DJ Grothe, not content with his reputation and desperately lacking a communications director through which he can vet his random personal thoughts (any takers on that job?), posted to Facebook a terribly transphobic thought. Or, at least, so we Outrage Brigaders interpreted it!
No hyperbole: I just saw the worst-passing transsexual I’ve ever seen in the lounge here. It was so disruptive that I am forced to believe it was an intentional way to protest against rigid gender binaries. Or so I’d like to think.
A huge number of folks were upset by this. The usual suspects rushed to his defense and called these folks “The Outrage Brigade”. Rather than actually accepting that possibly the people whose toes he just stepped on might have a point, and he did wrong, he’s just sitting back and letting the terrible human beings that inhabit the skeptical and secular communities run roughshod over the critics — the people who have a grudge-on for “FtBullies” and Skepchick and Atheism Plus, and some strange idea that anyone criticizing anyone else for shitty behaviour are somehow associated with these entities. And he’s Liking some pretty terrible things, including Sara Mayhew posting shitty “fan art” of some of the bigger names on our side of the divide.
Some time thereafter, he changed the post’s security settings such that I can no longer see it while logged in. Chances are he actually blocked me, or added me to a “rage bloggers” list, or something. I’m not sure. I don’t really care, honestly. It just means he knows people are going to criticize him, and he knows which people specifically. It means he knows he did wrong, but doesn’t care to actually take the criticism for it.
The Twitter version still exists publicly, and cuts off at an unfortunate point that makes it even more transphobic-sounding than it already was, as it cuts off the last little sentence that attempts to temper the transphobic nature of the thought. Not that on Facebook it was much better, since DJ had his own first response:
I know it would have been especially insulting to take a picture but I was tempted to ask. The world or at least my little world would have appreciated that disruption.
Giving DJ the benefit of the doubt for a brief moment here — let’s assume that yes, he was celebrating that a person wanted to protest the gender binary, like he later protested (and like he apparently tried to imply with his last sentence). Let’s assume that he didn’t mean offense, that he didn’t mean insult — which he clearly tried to avoid with the person in the flesh, but wasn’t ashamed enough to not post about his insulting inclinations on Facebook.

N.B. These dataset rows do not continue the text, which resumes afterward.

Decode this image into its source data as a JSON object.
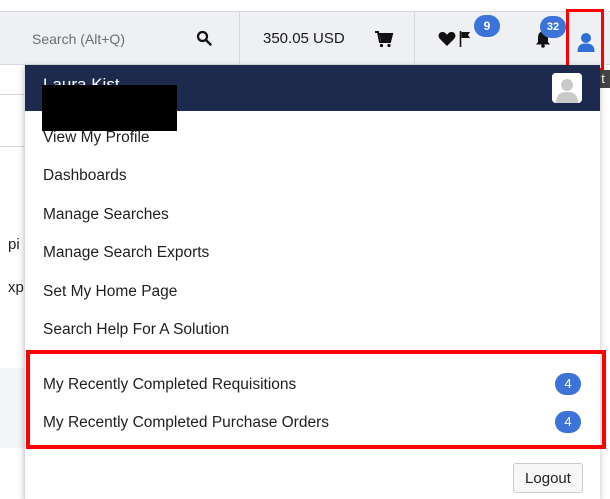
{
  "header": {
    "search_placeholder": "Search (Alt+Q)",
    "balance": "350.05 USD",
    "flag_count": "9",
    "notification_count": "32"
  },
  "background_fragments": {
    "frag_1": "pi",
    "frag_2": "xp",
    "tooltip_char": "t"
  },
  "user_menu": {
    "user_name": "Laura Kist",
    "items": [
      "View My Profile",
      "Dashboards",
      "Manage Searches",
      "Manage Search Exports",
      "Set My Home Page",
      "Search Help For A Solution"
    ],
    "recent": [
      {
        "label": "My Recently Completed Requisitions",
        "count": "4"
      },
      {
        "label": "My Recently Completed Purchase Orders",
        "count": "4"
      }
    ],
    "logout_label": "Logout"
  },
  "colors": {
    "header_bg": "#eef0f3",
    "dropdown_header_bg": "#1d2a4d",
    "badge_blue": "#3b73d9",
    "highlight_red": "#ff0000"
  }
}
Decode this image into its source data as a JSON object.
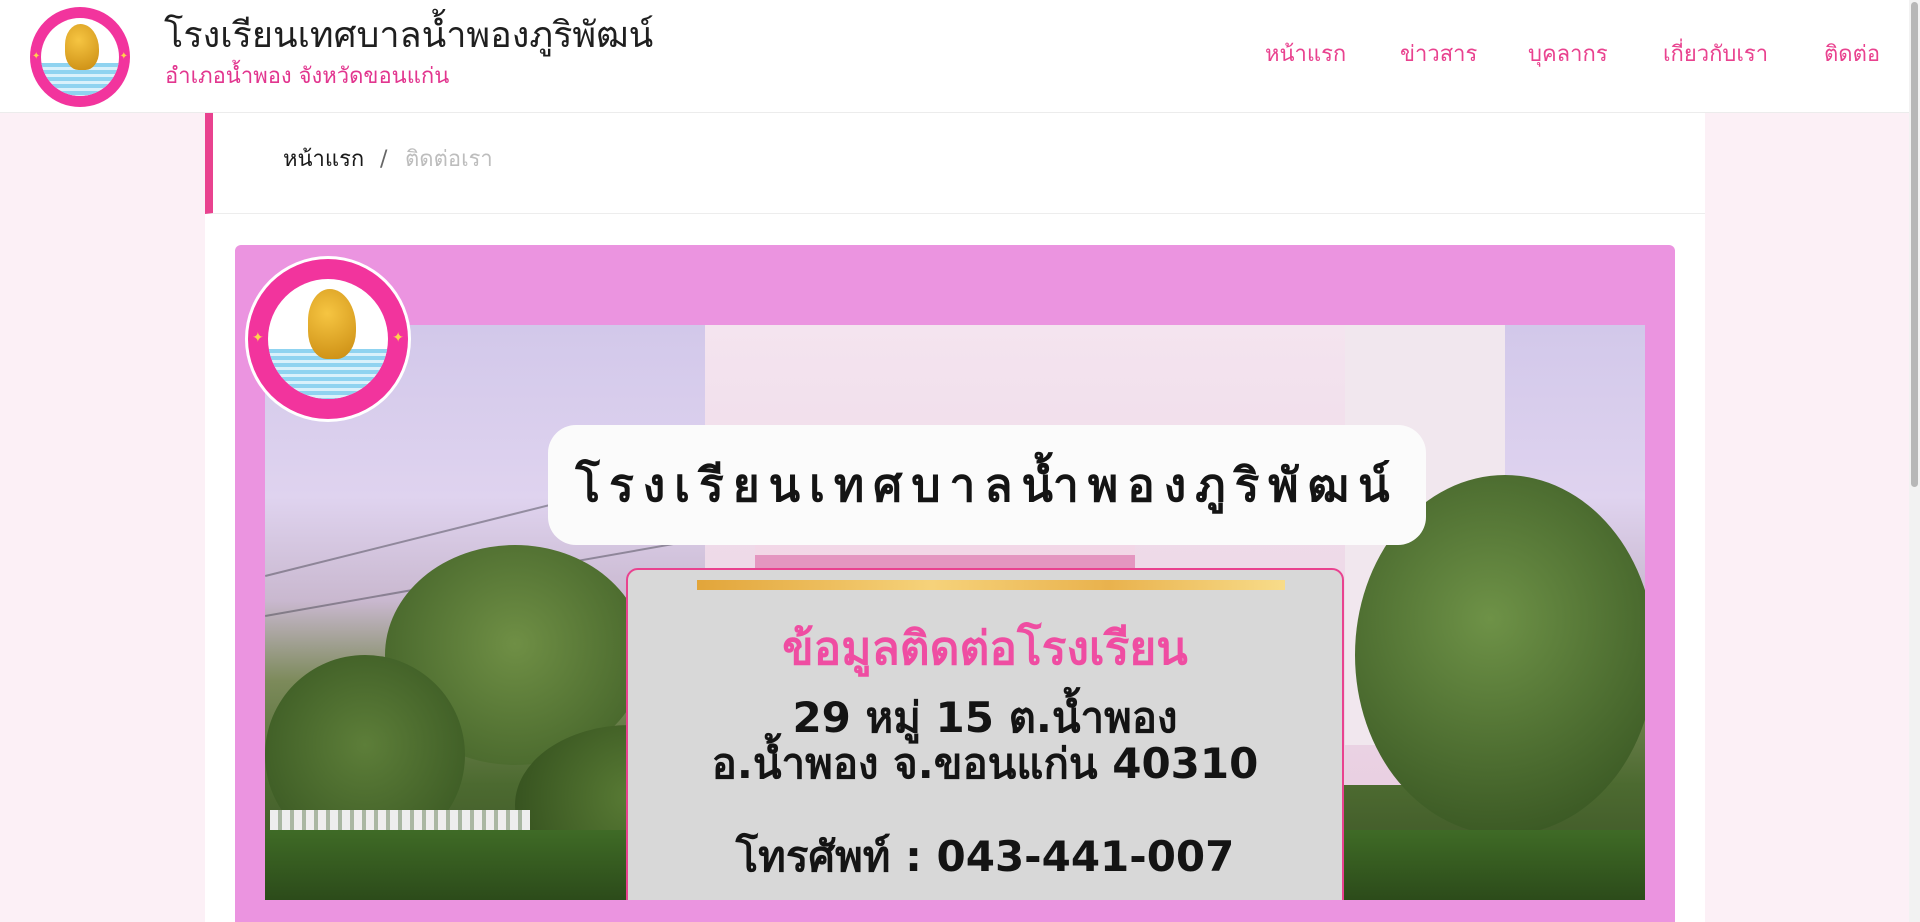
{
  "header": {
    "logo_icon": "school-emblem-icon",
    "title": "โรงเรียนเทศบาลน้ำพองภูริพัฒน์",
    "subtitle": "อำเภอน้ำพอง จังหวัดขอนแก่น"
  },
  "nav": {
    "items": [
      {
        "label": "หน้าแรก"
      },
      {
        "label": "ข่าวสาร"
      },
      {
        "label": "บุคลากร"
      },
      {
        "label": "เกี่ยวกับเรา"
      },
      {
        "label": "ติดต่อ"
      }
    ]
  },
  "breadcrumb": {
    "home": "หน้าแรก",
    "separator": "/",
    "current": "ติดต่อเรา"
  },
  "banner": {
    "school_name": "โรงเรียนเทศบาลน้ำพองภูริพัฒน์",
    "heading": "ข้อมูลติดต่อโรงเรียน",
    "address_line1": "29 หมู่ 15 ต.น้ำพอง",
    "address_line2": "อ.น้ำพอง จ.ขอนแก่น 40310",
    "phone": "โทรศัพท์ : 043-441-007"
  },
  "colors": {
    "accent": "#e9428f",
    "banner_background": "#eb94e0",
    "page_background": "#fcf0f6",
    "card_background": "#d8d8d8"
  }
}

Here’s how he could do so without contributing to the mockery — especially by all the people who agreed with him and later posted anti-trans stuff.
“I just saw someone who I think might be protesting the gender binary in a context where people aren’t accustomed to seeing such things, and good on them for it.”
That’s still not perfect, but that’s at least BETTER. Less insulting. No value judgments, no “worst-passing” as though “passing” is a laudable quality, no “disruptive” as though that was certainly their aim, no “transsexual” with its loaded connotations and assumption of correct identification. And no implication that he’d “like to believe” that the person was protesting the gender binary because the alternative, that they just DON’T pass despite TRYING, was a less realistic proposition.
And if he actually cared that people considered that bullshit bullshit, he might have said “I’m sorry, that’s not what I meant, and what I said instead was kind of shitty.”
Because it was.